The Golden Scroll winners were announced at the Advanced Writers and Speakers Association (AWSA) annual banquet held on Sunday, July 10, at the Omni Hotel at CNN Center in Atlanta.

The AWSA, which consists of more than 300 top female communicators who both publish and speak nationally, called the book "a cleverly written, poignant memoir regarding the author's search for a true 'father who does not fail.'"

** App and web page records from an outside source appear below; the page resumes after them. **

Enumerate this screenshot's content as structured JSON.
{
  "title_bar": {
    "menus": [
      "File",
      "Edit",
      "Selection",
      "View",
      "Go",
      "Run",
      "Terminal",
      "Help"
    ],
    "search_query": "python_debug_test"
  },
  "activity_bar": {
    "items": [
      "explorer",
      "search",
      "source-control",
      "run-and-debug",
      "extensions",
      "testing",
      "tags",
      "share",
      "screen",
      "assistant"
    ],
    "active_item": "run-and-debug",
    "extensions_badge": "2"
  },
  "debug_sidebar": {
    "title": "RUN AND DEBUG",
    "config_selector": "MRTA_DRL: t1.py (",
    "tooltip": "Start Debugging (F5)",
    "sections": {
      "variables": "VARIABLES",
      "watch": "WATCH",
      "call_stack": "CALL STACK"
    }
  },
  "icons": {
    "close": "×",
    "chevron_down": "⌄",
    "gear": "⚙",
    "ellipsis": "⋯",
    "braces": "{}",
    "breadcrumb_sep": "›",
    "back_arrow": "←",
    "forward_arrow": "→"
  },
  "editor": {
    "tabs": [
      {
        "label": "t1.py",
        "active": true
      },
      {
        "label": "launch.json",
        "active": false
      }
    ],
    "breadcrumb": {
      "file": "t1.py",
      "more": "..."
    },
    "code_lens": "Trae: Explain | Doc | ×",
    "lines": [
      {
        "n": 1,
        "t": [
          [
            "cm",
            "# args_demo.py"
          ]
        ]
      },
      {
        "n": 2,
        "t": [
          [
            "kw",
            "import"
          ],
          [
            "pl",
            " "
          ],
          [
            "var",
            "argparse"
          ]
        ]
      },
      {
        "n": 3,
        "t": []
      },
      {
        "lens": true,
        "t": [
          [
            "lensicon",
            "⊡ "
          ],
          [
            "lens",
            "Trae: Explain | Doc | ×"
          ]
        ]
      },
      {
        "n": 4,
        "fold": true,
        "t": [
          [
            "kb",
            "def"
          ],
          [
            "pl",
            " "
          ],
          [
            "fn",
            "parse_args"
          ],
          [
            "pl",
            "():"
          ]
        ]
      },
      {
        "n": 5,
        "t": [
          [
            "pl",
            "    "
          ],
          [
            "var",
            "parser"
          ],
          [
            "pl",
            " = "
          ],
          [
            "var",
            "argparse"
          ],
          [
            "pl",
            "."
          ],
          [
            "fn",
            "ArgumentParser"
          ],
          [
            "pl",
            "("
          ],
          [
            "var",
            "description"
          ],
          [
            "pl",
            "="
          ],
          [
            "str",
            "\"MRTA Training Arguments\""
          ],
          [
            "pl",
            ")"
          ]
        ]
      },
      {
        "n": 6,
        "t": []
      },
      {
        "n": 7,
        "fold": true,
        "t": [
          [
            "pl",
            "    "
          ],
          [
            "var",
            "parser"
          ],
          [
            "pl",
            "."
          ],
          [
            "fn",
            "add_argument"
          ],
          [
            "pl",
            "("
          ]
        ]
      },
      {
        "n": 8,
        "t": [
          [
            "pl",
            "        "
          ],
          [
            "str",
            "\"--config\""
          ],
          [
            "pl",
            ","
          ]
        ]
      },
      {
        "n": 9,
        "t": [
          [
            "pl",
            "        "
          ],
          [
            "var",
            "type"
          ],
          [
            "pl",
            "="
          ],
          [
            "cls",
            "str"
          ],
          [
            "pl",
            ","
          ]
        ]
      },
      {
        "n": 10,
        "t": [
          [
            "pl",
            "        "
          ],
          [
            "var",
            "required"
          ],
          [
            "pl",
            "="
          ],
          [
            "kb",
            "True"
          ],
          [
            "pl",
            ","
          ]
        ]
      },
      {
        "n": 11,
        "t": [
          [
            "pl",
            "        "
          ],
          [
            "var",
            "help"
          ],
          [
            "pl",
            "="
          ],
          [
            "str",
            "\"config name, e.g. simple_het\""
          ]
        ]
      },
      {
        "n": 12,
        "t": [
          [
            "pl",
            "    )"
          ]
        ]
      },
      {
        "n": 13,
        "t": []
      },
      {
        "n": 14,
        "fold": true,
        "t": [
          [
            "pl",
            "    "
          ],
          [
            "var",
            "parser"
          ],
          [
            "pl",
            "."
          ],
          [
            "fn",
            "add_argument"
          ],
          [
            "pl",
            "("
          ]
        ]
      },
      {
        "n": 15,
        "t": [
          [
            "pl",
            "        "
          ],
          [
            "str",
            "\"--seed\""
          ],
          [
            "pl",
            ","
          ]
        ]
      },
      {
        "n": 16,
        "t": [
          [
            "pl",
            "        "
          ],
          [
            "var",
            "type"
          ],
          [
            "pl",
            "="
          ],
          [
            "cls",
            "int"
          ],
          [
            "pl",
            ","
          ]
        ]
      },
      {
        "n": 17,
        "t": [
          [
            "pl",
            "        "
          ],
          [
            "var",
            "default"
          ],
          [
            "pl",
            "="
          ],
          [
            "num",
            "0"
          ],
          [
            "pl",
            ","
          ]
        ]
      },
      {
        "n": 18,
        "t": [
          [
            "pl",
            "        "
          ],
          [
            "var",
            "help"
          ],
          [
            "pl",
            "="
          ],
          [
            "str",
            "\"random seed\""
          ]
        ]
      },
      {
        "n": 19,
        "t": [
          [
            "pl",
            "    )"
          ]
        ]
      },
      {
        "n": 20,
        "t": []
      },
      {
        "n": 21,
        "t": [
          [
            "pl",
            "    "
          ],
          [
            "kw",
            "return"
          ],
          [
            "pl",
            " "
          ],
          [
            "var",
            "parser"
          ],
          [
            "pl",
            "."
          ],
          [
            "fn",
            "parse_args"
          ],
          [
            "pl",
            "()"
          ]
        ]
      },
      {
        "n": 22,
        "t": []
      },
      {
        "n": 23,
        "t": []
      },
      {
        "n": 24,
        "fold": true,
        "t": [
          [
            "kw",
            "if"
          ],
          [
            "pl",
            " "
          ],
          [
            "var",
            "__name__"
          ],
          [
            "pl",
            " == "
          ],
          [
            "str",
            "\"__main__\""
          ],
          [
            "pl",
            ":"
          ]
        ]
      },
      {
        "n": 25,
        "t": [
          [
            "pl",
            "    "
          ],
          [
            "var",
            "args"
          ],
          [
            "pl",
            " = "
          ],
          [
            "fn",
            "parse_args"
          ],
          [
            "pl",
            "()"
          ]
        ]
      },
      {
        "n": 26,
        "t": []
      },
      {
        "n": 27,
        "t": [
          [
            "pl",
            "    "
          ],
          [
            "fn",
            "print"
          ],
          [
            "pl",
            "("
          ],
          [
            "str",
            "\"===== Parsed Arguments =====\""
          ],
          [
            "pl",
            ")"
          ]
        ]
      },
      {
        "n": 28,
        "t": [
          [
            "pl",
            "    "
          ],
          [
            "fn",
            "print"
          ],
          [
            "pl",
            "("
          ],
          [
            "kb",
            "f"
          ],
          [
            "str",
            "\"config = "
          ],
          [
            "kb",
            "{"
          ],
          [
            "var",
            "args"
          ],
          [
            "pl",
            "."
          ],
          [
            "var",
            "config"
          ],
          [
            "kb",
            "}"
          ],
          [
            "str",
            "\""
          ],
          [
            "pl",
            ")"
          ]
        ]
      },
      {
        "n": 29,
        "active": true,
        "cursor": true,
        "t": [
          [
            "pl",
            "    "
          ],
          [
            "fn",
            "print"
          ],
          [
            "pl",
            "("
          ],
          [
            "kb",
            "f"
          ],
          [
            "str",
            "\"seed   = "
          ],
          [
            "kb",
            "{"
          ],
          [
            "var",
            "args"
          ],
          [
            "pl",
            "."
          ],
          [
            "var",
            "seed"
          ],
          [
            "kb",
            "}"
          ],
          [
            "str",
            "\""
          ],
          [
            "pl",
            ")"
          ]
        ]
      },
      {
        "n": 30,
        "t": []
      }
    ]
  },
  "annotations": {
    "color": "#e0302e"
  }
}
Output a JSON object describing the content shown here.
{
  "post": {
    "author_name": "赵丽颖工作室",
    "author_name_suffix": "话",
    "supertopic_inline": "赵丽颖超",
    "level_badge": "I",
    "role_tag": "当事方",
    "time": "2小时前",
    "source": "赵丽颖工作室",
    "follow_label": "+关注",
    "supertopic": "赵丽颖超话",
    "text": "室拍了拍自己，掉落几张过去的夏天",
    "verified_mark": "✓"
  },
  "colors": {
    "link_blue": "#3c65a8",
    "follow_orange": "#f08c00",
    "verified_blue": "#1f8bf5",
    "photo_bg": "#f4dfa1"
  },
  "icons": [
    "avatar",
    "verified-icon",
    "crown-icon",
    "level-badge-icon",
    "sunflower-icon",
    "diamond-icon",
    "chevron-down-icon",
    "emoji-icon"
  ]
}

InterVarsity Press joins the AWSA in celebrating Starbuck's unique voice and the important message she shares through her work. "Margot is a wonderful storyteller and narrates with a delightful self-effacing comic voice," Cindy Bunch, associate editorial director and the book's editor, said. "But what makes this memoir stand out among others is her pastoral heart for readers who are also searching for a father who will not fail. For these readers she points the way to the very heart of God."